In 1996 the first real glimpse of an electric revival came as GM launched the first mass-produced full electric vehicle – the EV-1. This was only available through lease agreements with customers, but after a few years, GM concluded that electric cars are unprofitable and repossessed most of these models. Though unsuccessful, this shows signs of the start of the electrification of vehicles return. The Toyota Prius Hybrid vehicle could be argued to be the first significant mark made by modern electric vehicles, launched worldwide in 2001 with the backing of numerous celebrity figures the Prius was the flagship vehicle for lowering a driver’s carbon footprint.
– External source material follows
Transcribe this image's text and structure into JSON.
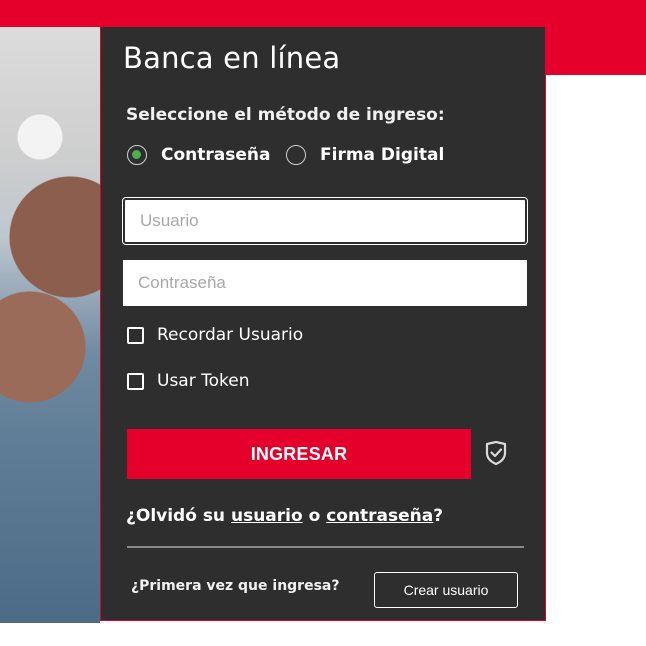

It charged on to reach a massive 1 million vehicle sales in 2009.
Early into the new millennium, the pace of developments and innovation in electric vehicles begin to pick up. In 2006, a small start-up company in Silicon Valley emerged announcing it would develop luxury electric vehicles which could reach up to 200 miles in a single charge. In 2008 it released its first vehicle – its name? The Tesla Roadster. Tesla brought full electric vehicles back into the media’s attention, securing a $459 million from the US Department of Energy’s Loan Programs Office.
As 2010 approaches, the attitude towards electric vehicles truly turned. Battery prices began to fall, and major vehicle manufacturers started to realise the growing market available. In 2011 Nissan produced the first model of the Nissan LEAF, which became the first ever full electric vehicle to sell over 400,000 units. The latest model of the Nissan LEAF has a range of 150 miles, utilising its new 40 kWh battery which is developed as part of the HEBD project which received support from our core competition funding programmes. Others, such as BMW, Renault and more have all added electric vehicle models to their line ups, with the majority of major manufacturers committing to delivering a larger choice of electric vehicles in their line ups.
Hybridisation has also soared since 2010, not only in passenger cars but in commercial vehicles too. In 2017 Ford launched a trial of plug-in hybrid transit vans in London. Used by a variety of fleets, the hybrid transit showcased how electrification can be used to reduce emissions in inner-city areas and overcome the challenge of incoming Ultra Low Emission Zones.
A significant driver in the ever increasing uptake of electric vehicles is the price. Advances in battery technology, especially the use of lithium-ion, enabled a substantial reduction in battery cost. In 2008, Lithium-ion batteries for electric vehicles cost an estimated $1,200 per kWH, compared to the Tesla Model 3’s $190 per kWH battery in 2016. The UK Government’s ‘Road to 2040’ strategy sets out the goal of $100 per kWH by 2040, helping electric vehicles to be cost competitive against traditional petrol or diesel powered cars.
The electrification of vehicles is proving to be an exciting time for the industry and we are here to help support organisations as they take advantage of the opportunities presented by the transition to a low carbon future. To find out how we can support you, click here.
It isn’t only the automotive industry that can benefit from the electrification of our vehicles. This change opens up an opportunity for the UK chemical sector to capture a £4.8bn per annum market share by 2030 meeting the needs of UK-built vehicles alone. You can read more about this here.